Henderson is one of a number of carers the Guardian has spoken to after exposing how people looking after disabled, frail or ill relatives are being forced to repay huge sums to the government and threatened with criminal prosecution after unwittingly breaching earnings rules by just a few pounds a week.

The government is facing calls to overhaul the system after the Guardian revealed that tens of thousands of unpaid carers are facing severe fines, some over £20,000, for relatively modest and unintentional breaches of rules branded “cruel and nonsensical”.

John, Henderson’s middle child, was born healthy but lost most of his hearing and developed disabilities after contracting measles aged three. He was unable to manage living independently as an adult, particularly after becoming addicted to heroin, and so moved in with his father.

Initially, John was claiming disability benefits worth about £60 a week. But Henderson soon realised that John’s drug dealers would wait by the cashpoint each week when he was paid, taking his money off him for heroin.

Henderson claimed that in 2010 a DWP official came to the house to assess John and they discussed the pros and cons of claiming carer’s allowance instead.

The new benefit was worth 30p a week more but meant Henderson could receive the money into his bank account and pay it to his son as a daily allowance, with the aim of stopping it being taken by the heroin dealers.

After his conviction in 2017, Henderson tried and failed to appeal.

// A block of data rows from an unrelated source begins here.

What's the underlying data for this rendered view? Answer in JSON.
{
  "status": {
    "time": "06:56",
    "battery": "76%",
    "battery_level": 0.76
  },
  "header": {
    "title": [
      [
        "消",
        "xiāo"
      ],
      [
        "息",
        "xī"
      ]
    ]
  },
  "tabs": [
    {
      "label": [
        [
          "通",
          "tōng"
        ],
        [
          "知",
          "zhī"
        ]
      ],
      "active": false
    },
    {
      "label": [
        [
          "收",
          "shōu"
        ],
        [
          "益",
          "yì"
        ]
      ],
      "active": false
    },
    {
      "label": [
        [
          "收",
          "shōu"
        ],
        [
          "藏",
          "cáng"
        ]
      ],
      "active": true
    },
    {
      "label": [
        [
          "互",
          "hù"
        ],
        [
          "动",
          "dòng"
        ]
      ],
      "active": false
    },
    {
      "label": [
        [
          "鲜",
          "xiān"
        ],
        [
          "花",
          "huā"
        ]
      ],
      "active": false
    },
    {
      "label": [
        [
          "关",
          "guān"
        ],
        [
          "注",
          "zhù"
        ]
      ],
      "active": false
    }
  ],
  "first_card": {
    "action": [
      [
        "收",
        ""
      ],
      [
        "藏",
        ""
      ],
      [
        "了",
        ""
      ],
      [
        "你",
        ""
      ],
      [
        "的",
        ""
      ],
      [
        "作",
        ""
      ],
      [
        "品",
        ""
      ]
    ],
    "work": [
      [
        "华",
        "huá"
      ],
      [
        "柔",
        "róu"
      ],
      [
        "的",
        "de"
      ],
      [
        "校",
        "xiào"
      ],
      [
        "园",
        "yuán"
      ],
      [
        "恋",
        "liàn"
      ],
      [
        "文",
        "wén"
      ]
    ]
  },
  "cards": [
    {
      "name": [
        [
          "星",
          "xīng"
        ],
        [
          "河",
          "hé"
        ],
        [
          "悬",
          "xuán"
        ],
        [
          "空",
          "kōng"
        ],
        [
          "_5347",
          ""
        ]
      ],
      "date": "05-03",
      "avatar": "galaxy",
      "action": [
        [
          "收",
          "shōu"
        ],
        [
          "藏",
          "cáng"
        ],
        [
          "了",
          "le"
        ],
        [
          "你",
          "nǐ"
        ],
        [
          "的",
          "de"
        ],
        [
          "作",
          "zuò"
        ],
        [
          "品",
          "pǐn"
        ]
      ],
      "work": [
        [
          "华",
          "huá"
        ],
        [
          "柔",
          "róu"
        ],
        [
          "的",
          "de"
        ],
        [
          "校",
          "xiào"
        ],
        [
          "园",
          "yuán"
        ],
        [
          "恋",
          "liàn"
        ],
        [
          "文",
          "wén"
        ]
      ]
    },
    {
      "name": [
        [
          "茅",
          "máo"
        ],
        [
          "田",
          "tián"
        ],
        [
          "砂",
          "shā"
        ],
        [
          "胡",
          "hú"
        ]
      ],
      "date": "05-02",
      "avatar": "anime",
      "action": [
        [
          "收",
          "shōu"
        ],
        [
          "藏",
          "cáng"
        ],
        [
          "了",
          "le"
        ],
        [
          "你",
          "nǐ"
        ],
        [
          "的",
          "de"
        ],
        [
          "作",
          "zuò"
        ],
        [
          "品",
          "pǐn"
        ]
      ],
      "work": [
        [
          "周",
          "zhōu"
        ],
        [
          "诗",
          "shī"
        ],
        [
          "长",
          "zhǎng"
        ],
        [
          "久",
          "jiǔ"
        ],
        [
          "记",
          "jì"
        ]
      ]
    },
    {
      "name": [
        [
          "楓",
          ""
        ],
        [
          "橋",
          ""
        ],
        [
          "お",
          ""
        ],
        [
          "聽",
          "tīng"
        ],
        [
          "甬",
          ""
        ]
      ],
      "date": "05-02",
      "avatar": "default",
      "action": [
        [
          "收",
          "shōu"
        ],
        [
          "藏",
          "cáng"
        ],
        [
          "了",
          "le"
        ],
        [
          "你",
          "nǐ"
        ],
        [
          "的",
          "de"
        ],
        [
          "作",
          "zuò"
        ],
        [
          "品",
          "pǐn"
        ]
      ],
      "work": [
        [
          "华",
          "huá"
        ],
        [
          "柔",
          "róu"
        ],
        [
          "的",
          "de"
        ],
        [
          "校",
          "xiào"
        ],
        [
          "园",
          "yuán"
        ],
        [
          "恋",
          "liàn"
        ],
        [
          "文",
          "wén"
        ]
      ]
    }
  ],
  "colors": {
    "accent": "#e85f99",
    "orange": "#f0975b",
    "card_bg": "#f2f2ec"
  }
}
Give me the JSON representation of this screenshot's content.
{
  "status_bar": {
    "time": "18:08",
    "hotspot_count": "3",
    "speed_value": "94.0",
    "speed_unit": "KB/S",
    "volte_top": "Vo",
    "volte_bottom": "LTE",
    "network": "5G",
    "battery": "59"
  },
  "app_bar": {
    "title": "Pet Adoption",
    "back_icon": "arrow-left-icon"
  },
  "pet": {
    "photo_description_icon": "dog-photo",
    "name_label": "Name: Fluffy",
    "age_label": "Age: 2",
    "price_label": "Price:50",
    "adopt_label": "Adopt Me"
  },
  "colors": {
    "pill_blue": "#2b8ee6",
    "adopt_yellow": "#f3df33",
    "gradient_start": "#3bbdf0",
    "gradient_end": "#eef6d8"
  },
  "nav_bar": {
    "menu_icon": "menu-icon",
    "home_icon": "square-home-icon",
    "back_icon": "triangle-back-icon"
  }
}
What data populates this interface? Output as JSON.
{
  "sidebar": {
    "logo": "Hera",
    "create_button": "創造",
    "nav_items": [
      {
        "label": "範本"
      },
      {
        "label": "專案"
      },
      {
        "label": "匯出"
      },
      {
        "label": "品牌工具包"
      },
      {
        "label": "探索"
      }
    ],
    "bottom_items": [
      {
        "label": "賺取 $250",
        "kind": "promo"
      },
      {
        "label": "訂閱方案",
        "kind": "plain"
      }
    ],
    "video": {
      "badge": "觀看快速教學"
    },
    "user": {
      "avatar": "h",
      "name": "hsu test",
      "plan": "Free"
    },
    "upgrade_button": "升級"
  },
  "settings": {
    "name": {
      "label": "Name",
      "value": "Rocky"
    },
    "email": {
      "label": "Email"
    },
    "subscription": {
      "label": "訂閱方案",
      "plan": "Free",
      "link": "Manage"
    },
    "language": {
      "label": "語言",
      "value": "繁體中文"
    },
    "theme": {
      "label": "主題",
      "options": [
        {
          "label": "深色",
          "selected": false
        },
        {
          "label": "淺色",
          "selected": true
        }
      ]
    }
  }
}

He was left homeless and had to be housed by the local council in sheltered accommodation, at a cost to the public purse. Too unwell to work, he now relies on universal credit, receiving £1,300 a month to cover his housing and living costs.

“Believe it or not, when I moved in I couldn’t get in and out of the bath because I’ve got two hip replacements and I’ve got a serious spinal condition. So it cost them £7,000 to put in a wet room. It’s costing them the universal credit. It’s absolutely ludicrous. It’s actually cost the taxpayer or the government money by doing this,” he said.

Recently, Henderson decided to try to clear his name and wrote to Mel Stride, the work and pensions secretary. Last month he received a letter from the DWP apologising for his ordeal but refusing to give him the money back.

The letter said: “The appeal conceded that you were a convincing and credible witness [and] it was more probable than not that you were telling the truth and that the false declaration was an innocent mistake.”

It went on: “I am so sorry that you feel that experiences with DWP have contributed to your financial problems, severe emotional trauma and mental health.”

Henderson refuses to accept the apology. “It’s not addressing what I need addressed,” he said. “Why did it take six years to find that I ticked the box incorrectly? Why not in the first year? Then it would be acceptable. I would have been able to pay the first year, I made a mistake.”

A DWP spokesperson said: “We are committed to fairly supporting all those who need the welfare system, while fulfilling our duty to treating taxpayers’ money responsibly.

“Claimants have a responsibility to inform DWP of any changes in their circumstances that could impact their award, and it is right that we recover taxpayers’ money when this has not occurred. We will work with those who need support with their repayment terms whilst protecting the public purse.”